The North Face-Trekking To Everest Base Camp-Tibet

By John Saboe | Tibet

Jun 03

The north face of Mt. Everest-the beauty side of the highest mountain in the world from Rombuk, Tibet

Tibet changed my life. I have never looked at the world the same since. If you want to touch the deepest part of your soul, visit this land. The roots of spirituality are here. The sites and landscape are breathtaking.

When I came many things were on my list to see. The temples and palaces of Lhasa, the once forbidden city. And a less travelled trek to Everest Base Camp to see the spectacular North Face of the highest mountain in the world.

We left Lhasa to travel to Old Tingri in Southern Tibet, where we would start the trek. Traveling through high passes, and the towns of Gyantse and Shigatse. Getting a real feel for the remoteness of this place. And the spiritual energy from its people.
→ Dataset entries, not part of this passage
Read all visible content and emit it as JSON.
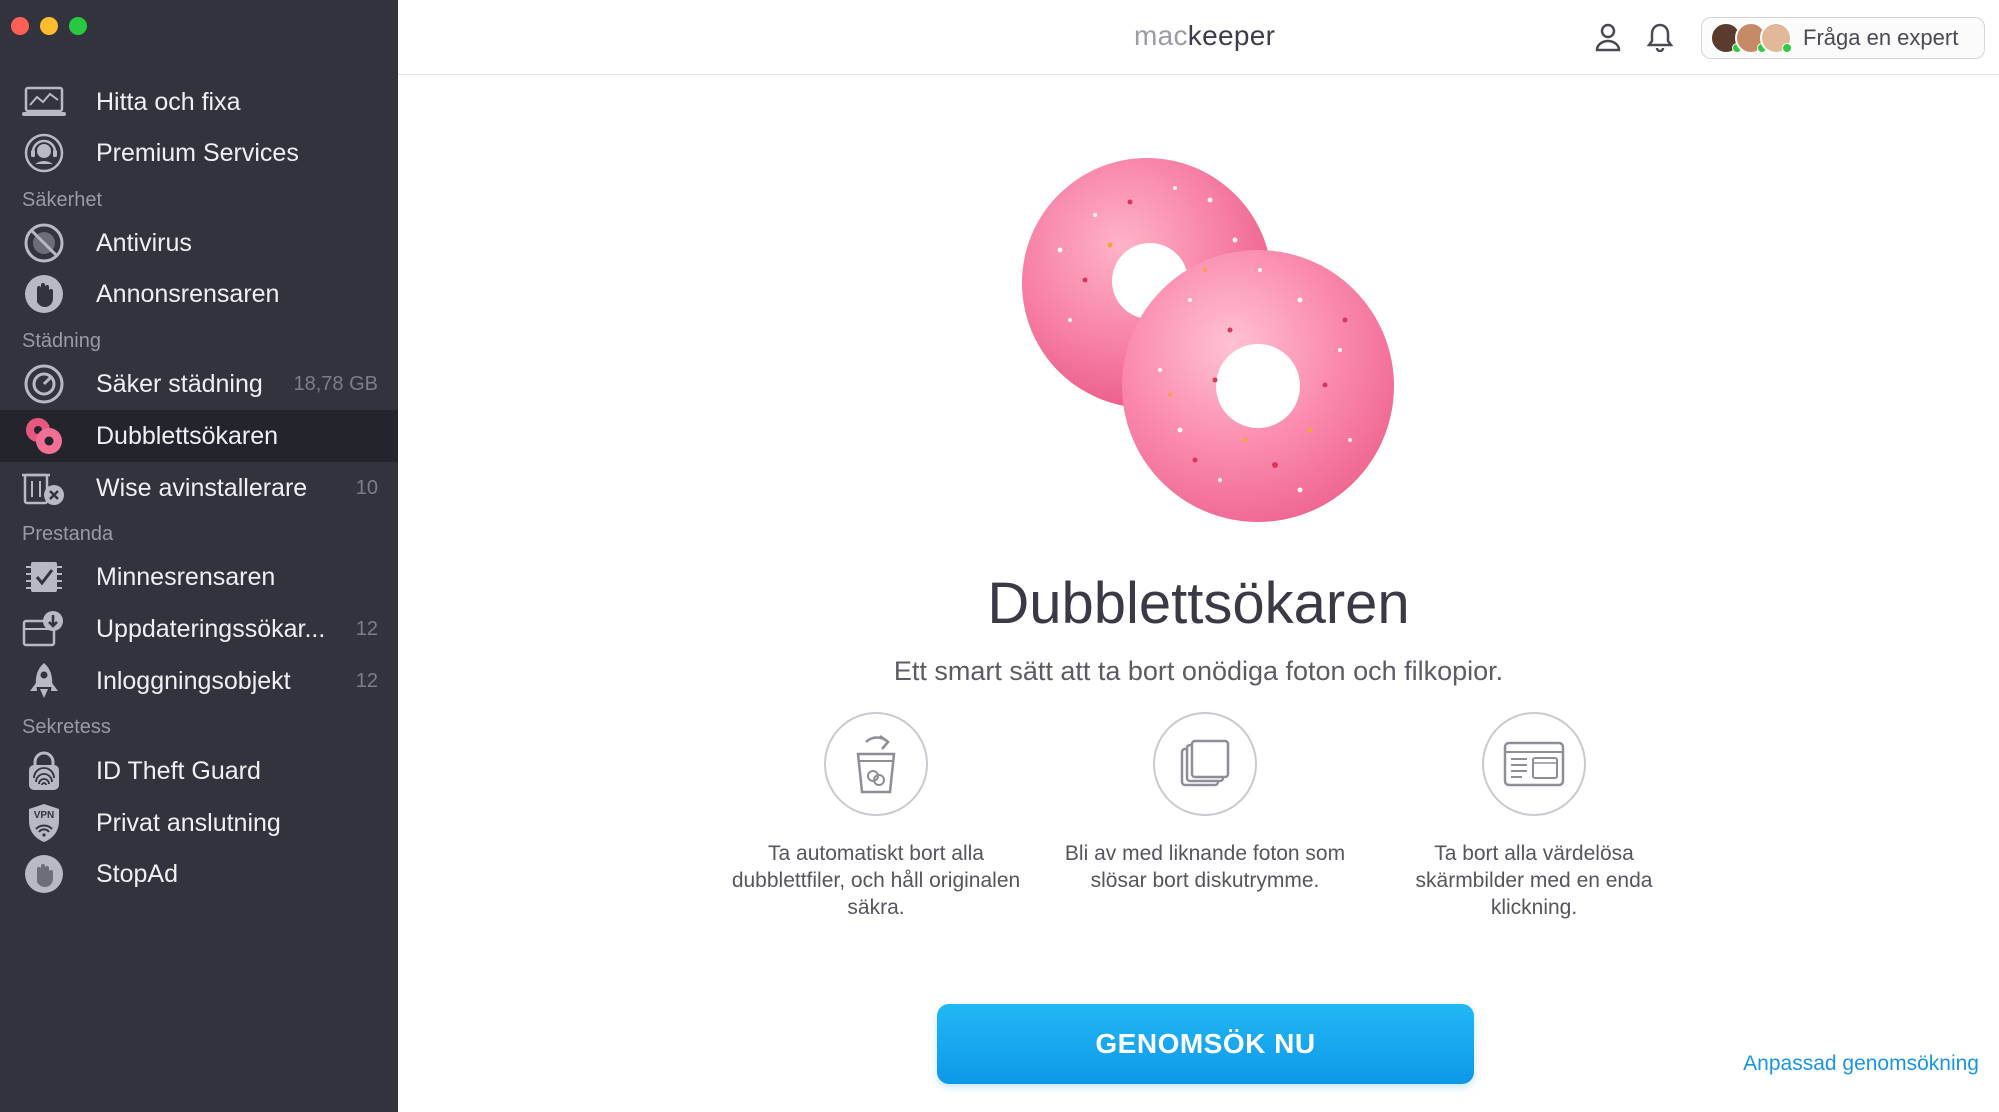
{
  "app": {
    "logo_mac": "mac",
    "logo_keeper": "keeper"
  },
  "sidebar": {
    "items": [
      {
        "label": "Hitta och fixa",
        "icon": "laptop-icon"
      },
      {
        "label": "Premium Services",
        "icon": "support-icon"
      }
    ],
    "sections": [
      {
        "title": "Säkerhet",
        "items": [
          {
            "label": "Antivirus",
            "icon": "shield-no-icon"
          },
          {
            "label": "Annonsrensaren",
            "icon": "hand-icon"
          }
        ]
      },
      {
        "title": "Städning",
        "items": [
          {
            "label": "Säker städning",
            "count": "18,78 GB",
            "icon": "disk-icon"
          },
          {
            "label": "Dubblettsökaren",
            "icon": "donut-icon",
            "active": true
          },
          {
            "label": "Wise avinstallerare",
            "count": "10",
            "icon": "uninstall-icon"
          }
        ]
      },
      {
        "title": "Prestanda",
        "items": [
          {
            "label": "Minnesrensaren",
            "icon": "memory-icon"
          },
          {
            "label": "Uppdateringssökar...",
            "count": "12",
            "icon": "update-icon"
          },
          {
            "label": "Inloggningsobjekt",
            "count": "12",
            "icon": "rocket-icon"
          }
        ]
      },
      {
        "title": "Sekretess",
        "items": [
          {
            "label": "ID Theft Guard",
            "icon": "fingerprint-lock-icon"
          },
          {
            "label": "Privat anslutning",
            "icon": "vpn-icon"
          },
          {
            "label": "StopAd",
            "icon": "stop-hand-icon"
          }
        ]
      }
    ]
  },
  "header": {
    "expert_label": "Fråga en expert"
  },
  "main": {
    "title": "Dubblettsökaren",
    "subtitle": "Ett smart sätt att ta bort onödiga foton och filkopior.",
    "features": [
      {
        "text": "Ta automatiskt bort alla dubblettfiler, och håll originalen säkra.",
        "icon": "trash-duplicate-icon"
      },
      {
        "text": "Bli av med liknande foton som slösar bort diskutrymme.",
        "icon": "similar-photos-icon"
      },
      {
        "text": "Ta bort alla värdelösa skärmbilder med en enda klickning.",
        "icon": "screenshot-icon"
      }
    ],
    "scan_button": "GENOMSÖK NU",
    "custom_scan_link": "Anpassad genomsökning"
  },
  "colors": {
    "sidebar_bg": "#33333d",
    "sidebar_active": "#24242c",
    "accent": "#1a96de",
    "donut_pink": "#f47ca3"
  }
}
The trek takes an average of four days from Old Tingri to Everest Base Camp. We were on a tight schedule with an overland trip to Western Tibet for the Saga Dawa Festival at Mt. Kailash afterwards. We would complete the trek in 3 and half days. Long, long days of walking on the roof of the world.

This is not like a trek to Everest Base Camp in the Khumbu Valley of Nepal. No rhodendrum forests, great lodges or hot showers. This is the high desert. A daily average altitude of 4500 meters. Little vegetation, and very few people. Some wildlife, which we had no luck spotting.
But it’s beautiful. So quiet and peaceful. I think it’s still the quietest place I’ve ever been.

You can image being a Tibetan in another time. Crossing this plain with your goats, sheep or maybe yak. On a pilgrimage to Lhasa in hopes of seeing the Dalai Lama. Maybe running into a sheep herder or nomad camp like we did.

The road not paved at the time of filming continues right to base camp. You’ll see a motorcycle, supply truck or tour bus pass you by every so often. Sometimes a Chinese Army jeep.

After 3 days the first sighting of Everest. British explorer George Mallory attempted to reach the top in 1924. His body still remains near there at 8200 meters. His climbing partner Sandy Irvine was never found.

The north face. It’s the grandest view of Everest. And the last time I would see it.

Everest Base Camp Tibet, China. Originally established by the British for their expeditions in the 1920’s including Mallory’s last one. This is the non-climbers portion of the camp. Beyond the hill you see is reserved for Everest climbers with special permits.

Despite the snow this was an amazing adventure. Maybe because of the snow I have an even richer experience.

My favourite George Mallory quote about Mt. Everest is so appropriate to any dream of adventure and travel.

“So, if you cannot understand that there is something in man which responds to the challenge of this mountain and goes out to meet it, that the struggle is the struggle of life itself upward and forever upward, then you won’t see why we go. What we get from this adventure is just sheer joy. And joy is, after all, the end of life. We do not live to eat and make money. We eat and make money to be able to enjoy life. That is what life means and what life is for.”


About the Author

I am a broadcaster, photographer, writer and videographer with a passion for travel throughout Asia. I love making connections and engaging with people. I am spiritual and seek adventure wherever I go.